My research group's current research efforts in geochemical modeling focus on the design and implementation of new open-source, publicly available model calculation tools to determine and interpret the chemical and isotopic composition of magmas.
Part of our work is in collaboration with the ENKI project and has led to the development of the program pyUserCalc with Dr. Marc Spiegelman at LDEO. The primary model is a python script that determines U-series isotopes in lavas, based on initial parameters for decompression and partial melting of mantle rocks. To read about the model in detail, our accepted manuscript is publicly available as a Jupyter notebook that executes the model code. The full code is available in the ENKI public data repository on GitLab, and can be run using the ENKI cloud server by joining and logging into the ENKI JupyterHub environment. (To join, you will need a GitLab user account.) Recent additions to this melting software package include traditional dynamic melting, for a direct comparison with equilibrium and disequilibrium porous flow models, as well as 2-dimensional integration with radioactive decay during melt transport.
My group currently plans several expansions to the existing pyUserCalc code over the next few years. We are currently working on calculations to determine stable element concentrations and trace element ratios during melting, along with U-series isotopes.

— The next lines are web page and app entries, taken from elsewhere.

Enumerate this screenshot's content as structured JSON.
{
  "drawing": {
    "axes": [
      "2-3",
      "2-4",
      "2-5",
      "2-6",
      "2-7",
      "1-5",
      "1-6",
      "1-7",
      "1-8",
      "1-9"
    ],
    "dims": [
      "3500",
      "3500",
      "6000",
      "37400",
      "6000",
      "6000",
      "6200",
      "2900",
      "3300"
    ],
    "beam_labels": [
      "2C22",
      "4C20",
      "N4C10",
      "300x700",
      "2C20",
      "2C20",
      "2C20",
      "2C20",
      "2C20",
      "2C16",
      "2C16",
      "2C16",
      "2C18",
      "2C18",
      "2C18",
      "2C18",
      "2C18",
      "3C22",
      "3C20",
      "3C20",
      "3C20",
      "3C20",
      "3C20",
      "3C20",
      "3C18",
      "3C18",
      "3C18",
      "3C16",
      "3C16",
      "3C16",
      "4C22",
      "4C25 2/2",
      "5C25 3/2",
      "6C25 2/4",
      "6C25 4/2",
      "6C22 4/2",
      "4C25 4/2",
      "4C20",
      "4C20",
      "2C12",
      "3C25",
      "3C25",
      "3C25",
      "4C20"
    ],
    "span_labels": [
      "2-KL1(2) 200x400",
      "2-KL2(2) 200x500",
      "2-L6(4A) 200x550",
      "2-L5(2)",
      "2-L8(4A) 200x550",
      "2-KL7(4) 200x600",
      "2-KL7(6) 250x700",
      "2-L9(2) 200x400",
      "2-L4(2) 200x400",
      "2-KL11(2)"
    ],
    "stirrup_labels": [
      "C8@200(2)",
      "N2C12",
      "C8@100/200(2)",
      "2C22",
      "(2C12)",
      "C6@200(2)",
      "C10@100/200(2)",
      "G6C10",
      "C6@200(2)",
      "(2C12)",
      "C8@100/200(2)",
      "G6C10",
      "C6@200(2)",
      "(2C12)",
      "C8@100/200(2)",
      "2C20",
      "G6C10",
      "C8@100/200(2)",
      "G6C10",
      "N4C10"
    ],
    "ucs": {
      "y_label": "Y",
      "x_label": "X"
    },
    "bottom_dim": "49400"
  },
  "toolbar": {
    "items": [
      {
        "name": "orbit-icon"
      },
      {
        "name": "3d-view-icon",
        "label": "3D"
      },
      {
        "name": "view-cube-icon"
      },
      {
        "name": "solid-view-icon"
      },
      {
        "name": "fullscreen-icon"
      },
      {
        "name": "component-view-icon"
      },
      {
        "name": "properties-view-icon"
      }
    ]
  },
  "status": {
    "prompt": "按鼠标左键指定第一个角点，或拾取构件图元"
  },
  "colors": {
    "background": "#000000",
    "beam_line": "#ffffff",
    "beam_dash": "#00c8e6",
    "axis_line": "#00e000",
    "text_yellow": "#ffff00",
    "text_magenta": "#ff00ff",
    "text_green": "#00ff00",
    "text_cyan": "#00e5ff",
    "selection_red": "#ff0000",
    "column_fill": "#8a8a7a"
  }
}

We are also building a tool for determining pyroxenite melting behavior and bilithologic mantle melting, based on the work by and in collaboration with Dr. Sarah Lambart at University of Utah in her 2016 paper. We hope to work with Sarah to write an open-source program that would determine the results of her Melt-PX model calculator: this would be a python program that can be accessed via a Jupyter notebook or python script, and that can determine the degrees of melting during decompression of a 2-lithology mantle.
Relatedly, many thermodynamic calculations of mineral stability and partial melting rely on the MELTS family of models, which are currently being updated and implemented within the ENKI open-source code project. We hope to directly integrate the Melt-PX model with a method to access and use MELTS and determine the mineralogy of peridotite rocks coexisting with pyroxenites in the mantle during melting, as a single, straightforward workflow. This effort would use Python and Jupyter methods, similar to the efforts above, and would essentially reproduce the methods of Lambart (2017).
Our pyUserCalc efforts to-date have included development of a new U-series isotope calculation tool that assumes chemical equilibration between liquid and solid occurs at a limited rate during melting. This chemical equilibration rate is expressed in comparison to the solid decompression rate of the mantle, using a Damköhler number, simulating processes such as slow elemental diffusion through solid rocks. This new chemical disequilibrium calculation method can be expanded to explore further effects of slow and differential elemental diffusion on the melting process, and on the compositions of the final lavas produced. This effort is planned for the near future.
Others in our research group are exploring the origins of statistical patterns in the global oceanic basalt database, and what they might imply for the characteristics and distributions of mantle heterogeneities. This more empirical modeling approach incorporates new statistical modeling methods and builds on the recent work of Stracke (2021).